Google DMCA Stats

Google is profiting from piracy, according to the MPAA

Google’s pretty mad these days. At Mississippi State Attorney General Jim Hood and his MPAA backers, mainly. The search giant is finally using some of its massive cash reserves to hire a lawyers or a hundred to punish the MPAA, via Hood, for trying to mess with them (Hood tried to build case against Google, with the MPAA’s help, in a very clumsy attempt to bring back SOPA like legislation on the state level – but the Sony hack revealed all, forcing Google to on the legal offensive).

With Google winning in the courts against Hood, the search giant then started to target the puppetmasters, and when the MPAA refused to hand over internal documents, Google sued them too. The MPAA has just responded to Google’s lawsuit, and they really didn’t hold anything back. The MPAA accuses Google of both helping to facilitate and also profiting from piracy, and says Google’s lawsuit is nothing but a PR campaign.

Interesting, the MPAA argues that Google is trying to make them look bad by making public Hollywood’s anti-piracy strategy. I’m glad the MPAA finally agrees that their anti-piracy strategy is naturally unpopular, and that the truth is all you need to make them look bad!

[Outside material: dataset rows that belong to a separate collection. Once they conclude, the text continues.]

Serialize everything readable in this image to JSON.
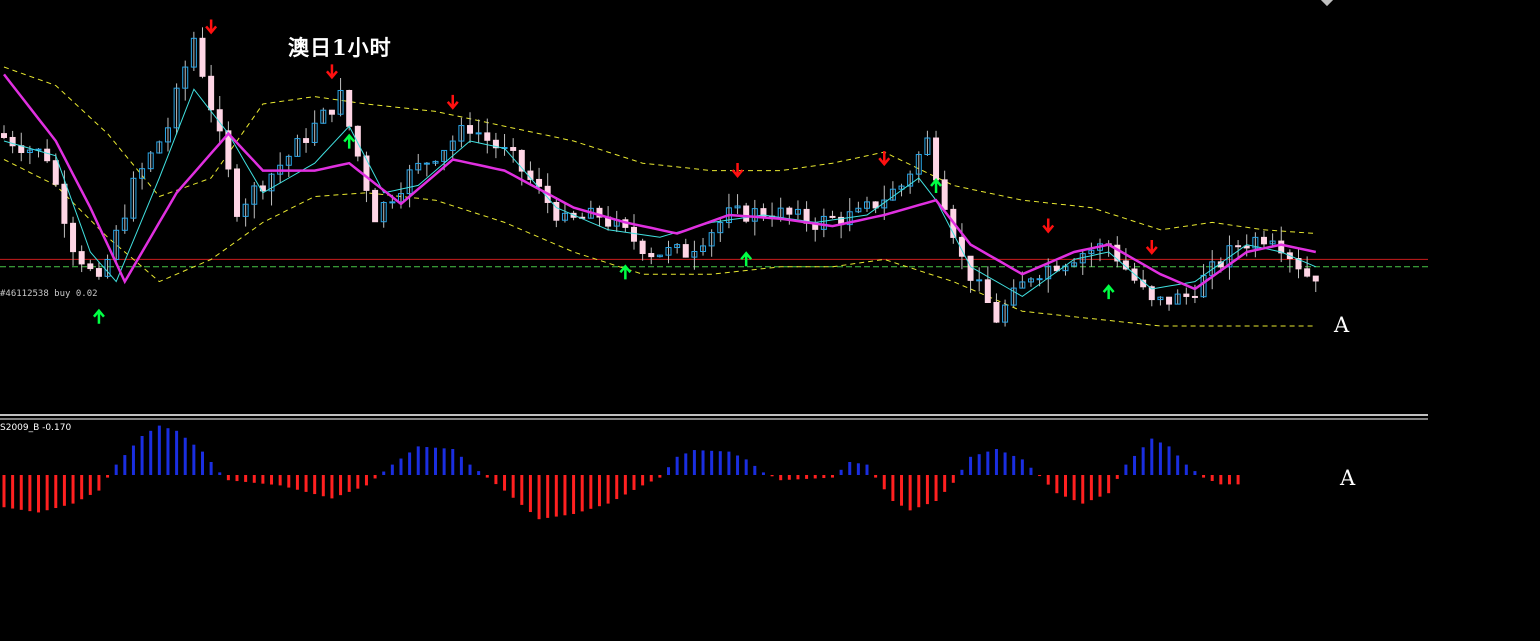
{
  "title": "澳日1小时",
  "order_label": "#46112538 buy 0.02",
  "indicator_label": "S2009_B -0.170",
  "marker_price": "A",
  "marker_indicator": "A",
  "colors": {
    "background": "#000000",
    "candle_up": "#2aa6e8",
    "candle_down": "#ffd6e6",
    "wick": "#c0c0c0",
    "ma_fast": "#40e0e0",
    "ma_slow": "#e030e0",
    "band": "#e8e830",
    "arrow_up": "#00ff44",
    "arrow_down": "#ff1010",
    "hist_pos": "#1a2ee0",
    "hist_neg": "#ff2020",
    "order_line": "#c81c1c",
    "order_dash": "#48c848",
    "separator": "#ffffff"
  },
  "icons": {
    "up": "up-arrow-icon",
    "down": "down-arrow-icon"
  },
  "chart_data": [
    {
      "type": "candlestick",
      "title": "澳日1小时",
      "ylim": [
        0,
        100
      ],
      "price_anchors": [
        [
          0,
          72
        ],
        [
          6,
          66
        ],
        [
          9,
          42
        ],
        [
          12,
          31
        ],
        [
          16,
          58
        ],
        [
          20,
          74
        ],
        [
          23,
          98
        ],
        [
          28,
          52
        ],
        [
          34,
          66
        ],
        [
          40,
          82
        ],
        [
          44,
          50
        ],
        [
          48,
          61
        ],
        [
          55,
          74
        ],
        [
          60,
          65
        ],
        [
          66,
          48
        ],
        [
          70,
          50
        ],
        [
          76,
          40
        ],
        [
          80,
          40
        ],
        [
          85,
          50
        ],
        [
          90,
          51
        ],
        [
          95,
          48
        ],
        [
          100,
          50
        ],
        [
          105,
          58
        ],
        [
          108,
          70
        ],
        [
          112,
          38
        ],
        [
          116,
          22
        ],
        [
          120,
          34
        ],
        [
          126,
          40
        ],
        [
          129,
          42
        ],
        [
          134,
          26
        ],
        [
          138,
          28
        ],
        [
          144,
          42
        ],
        [
          148,
          45
        ],
        [
          152,
          34
        ]
      ],
      "ma_fast_anchors": [
        [
          0,
          70
        ],
        [
          6,
          66
        ],
        [
          10,
          40
        ],
        [
          13,
          32
        ],
        [
          18,
          60
        ],
        [
          22,
          84
        ],
        [
          26,
          72
        ],
        [
          30,
          56
        ],
        [
          36,
          64
        ],
        [
          40,
          74
        ],
        [
          44,
          56
        ],
        [
          48,
          58
        ],
        [
          54,
          70
        ],
        [
          58,
          68
        ],
        [
          64,
          52
        ],
        [
          70,
          46
        ],
        [
          76,
          44
        ],
        [
          82,
          48
        ],
        [
          88,
          50
        ],
        [
          94,
          48
        ],
        [
          100,
          50
        ],
        [
          106,
          60
        ],
        [
          108,
          54
        ],
        [
          112,
          36
        ],
        [
          118,
          28
        ],
        [
          124,
          38
        ],
        [
          128,
          40
        ],
        [
          133,
          30
        ],
        [
          138,
          32
        ],
        [
          144,
          42
        ],
        [
          148,
          40
        ],
        [
          152,
          36
        ]
      ],
      "ma_slow_anchors": [
        [
          0,
          88
        ],
        [
          6,
          70
        ],
        [
          10,
          52
        ],
        [
          14,
          32
        ],
        [
          20,
          56
        ],
        [
          26,
          72
        ],
        [
          30,
          62
        ],
        [
          36,
          62
        ],
        [
          40,
          64
        ],
        [
          46,
          53
        ],
        [
          52,
          65
        ],
        [
          58,
          62
        ],
        [
          66,
          52
        ],
        [
          72,
          48
        ],
        [
          78,
          45
        ],
        [
          84,
          50
        ],
        [
          90,
          49
        ],
        [
          96,
          47
        ],
        [
          102,
          50
        ],
        [
          108,
          54
        ],
        [
          112,
          42
        ],
        [
          118,
          34
        ],
        [
          124,
          40
        ],
        [
          128,
          42
        ],
        [
          134,
          34
        ],
        [
          138,
          30
        ],
        [
          144,
          40
        ],
        [
          148,
          42
        ],
        [
          152,
          40
        ]
      ],
      "band_upper_anchors": [
        [
          0,
          90
        ],
        [
          6,
          85
        ],
        [
          12,
          72
        ],
        [
          18,
          55
        ],
        [
          24,
          60
        ],
        [
          30,
          80
        ],
        [
          36,
          82
        ],
        [
          42,
          80
        ],
        [
          50,
          78
        ],
        [
          58,
          74
        ],
        [
          66,
          70
        ],
        [
          74,
          64
        ],
        [
          82,
          62
        ],
        [
          90,
          62
        ],
        [
          96,
          64
        ],
        [
          102,
          67
        ],
        [
          110,
          58
        ],
        [
          118,
          54
        ],
        [
          126,
          52
        ],
        [
          134,
          46
        ],
        [
          140,
          48
        ],
        [
          146,
          46
        ],
        [
          152,
          45
        ]
      ],
      "band_lower_anchors": [
        [
          0,
          65
        ],
        [
          6,
          58
        ],
        [
          12,
          44
        ],
        [
          18,
          32
        ],
        [
          24,
          38
        ],
        [
          30,
          48
        ],
        [
          36,
          55
        ],
        [
          42,
          56
        ],
        [
          50,
          54
        ],
        [
          58,
          48
        ],
        [
          66,
          40
        ],
        [
          74,
          34
        ],
        [
          82,
          34
        ],
        [
          90,
          36
        ],
        [
          96,
          36
        ],
        [
          102,
          38
        ],
        [
          110,
          32
        ],
        [
          118,
          24
        ],
        [
          126,
          22
        ],
        [
          134,
          20
        ],
        [
          140,
          20
        ],
        [
          146,
          20
        ],
        [
          152,
          20
        ]
      ],
      "signals": [
        {
          "type": "sell",
          "bar": 24
        },
        {
          "type": "buy",
          "bar": 11
        },
        {
          "type": "sell",
          "bar": 38
        },
        {
          "type": "buy",
          "bar": 40
        },
        {
          "type": "sell",
          "bar": 52
        },
        {
          "type": "buy",
          "bar": 72
        },
        {
          "type": "sell",
          "bar": 85
        },
        {
          "type": "buy",
          "bar": 86
        },
        {
          "type": "sell",
          "bar": 102
        },
        {
          "type": "buy",
          "bar": 108
        },
        {
          "type": "sell",
          "bar": 121
        },
        {
          "type": "buy",
          "bar": 128
        },
        {
          "type": "sell",
          "bar": 133
        }
      ],
      "order_levels": {
        "red_line": 38,
        "green_dash": 36
      }
    },
    {
      "type": "bar",
      "title": "S2009_B -0.170",
      "hist_anchors": [
        [
          0,
          -0.62
        ],
        [
          4,
          -0.72
        ],
        [
          8,
          -0.55
        ],
        [
          11,
          -0.3
        ],
        [
          13,
          0.2
        ],
        [
          16,
          0.75
        ],
        [
          18,
          0.95
        ],
        [
          20,
          0.85
        ],
        [
          23,
          0.45
        ],
        [
          25,
          0.05
        ],
        [
          26,
          -0.1
        ],
        [
          32,
          -0.2
        ],
        [
          38,
          -0.45
        ],
        [
          42,
          -0.2
        ],
        [
          45,
          0.2
        ],
        [
          48,
          0.55
        ],
        [
          52,
          0.5
        ],
        [
          54,
          0.2
        ],
        [
          56,
          -0.05
        ],
        [
          58,
          -0.3
        ],
        [
          62,
          -0.85
        ],
        [
          66,
          -0.75
        ],
        [
          70,
          -0.55
        ],
        [
          74,
          -0.2
        ],
        [
          76,
          -0.05
        ],
        [
          78,
          0.35
        ],
        [
          80,
          0.48
        ],
        [
          84,
          0.45
        ],
        [
          86,
          0.3
        ],
        [
          88,
          0.05
        ],
        [
          90,
          -0.1
        ],
        [
          96,
          -0.05
        ],
        [
          98,
          0.25
        ],
        [
          100,
          0.2
        ],
        [
          101,
          -0.05
        ],
        [
          103,
          -0.5
        ],
        [
          105,
          -0.68
        ],
        [
          108,
          -0.5
        ],
        [
          110,
          -0.15
        ],
        [
          112,
          0.35
        ],
        [
          115,
          0.5
        ],
        [
          118,
          0.3
        ],
        [
          120,
          -0.02
        ],
        [
          122,
          -0.35
        ],
        [
          125,
          -0.55
        ],
        [
          128,
          -0.35
        ],
        [
          130,
          0.2
        ],
        [
          133,
          0.7
        ],
        [
          135,
          0.55
        ],
        [
          137,
          0.2
        ],
        [
          139,
          -0.05
        ],
        [
          141,
          -0.18
        ],
        [
          143,
          -0.18
        ]
      ]
    }
  ]
}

PS4 Media Player

PS4 finally getting a proper media player, with USB, DLNA and MKV support

Both Sony and Microsoft have had a good E3 (as for Nintendo …), but among Sony’s big PS4 announcements, the one that’s most interesting to me and probably to readers here would be the announcement of a new, proper, media player, for the company’s flagship console. Finally, we get back DLNA playback and USB media support, and as a bonus, we also now get native MKV playback too.

Better late than never, I suppose. And I can finally seriously consider replacing my PS3 with the PS4 as my hub of all things entertaining.

For Microsoft, their big surprise announcement was not something new, but something old. Or rather, backwards compatibility to allow you to play your old Xbox 360 games on the Xbox One. Insert your old Xbox 360 game disc, the 360 emulator will load up and you’ll be able to instantly play one of the 100 titles that are supported currently. Backwards compatibility also works with digital purchases too.

Xbox One's Xbox 360 Backward Compatibility

Xbox One’s Xbox 360 emulator in action

Not just a great bonus for Xbox One owners, it’s also a smart move by Microsoft. They have the data that shows many 360 owners are moving to the PS4 when upgrading to the next gen – by adding BC, it will ensure at least some of these users will more favorably view the Xbox One, even if just as a way to keep on playing their Xbox 360 games without having to buy a new 360.

The move has certainly surprised rivals Sony (and pretty much everyone else), but there are currently no plans to give PS3 backwards compatibility to the PS4 according to the Japanese tech giant. If Xbox 360 backwards compatibility proves to be a winner, sales wise, expect Sony to miraculously unveil their BC plans post haste.


Bloody hell, Variety, why did you have to put all the major plot of the finale in your headlines? To be honest, even after I read it, I couldn’t believe it, and I still can’t believe it after I’ve seen it (it seems a lot of people are like me, in denial). If this is all very cryptic, it is, because this is a good website that don’t spoil things for unspecting people. Unlike Variety.

See you next week!


Comments are closed.

About Digital Digest | Help | Privacy | Submissions | Sitemap

© Copyright 1999-2012 Digital Digest. Duplication of links or content is strictly prohibited.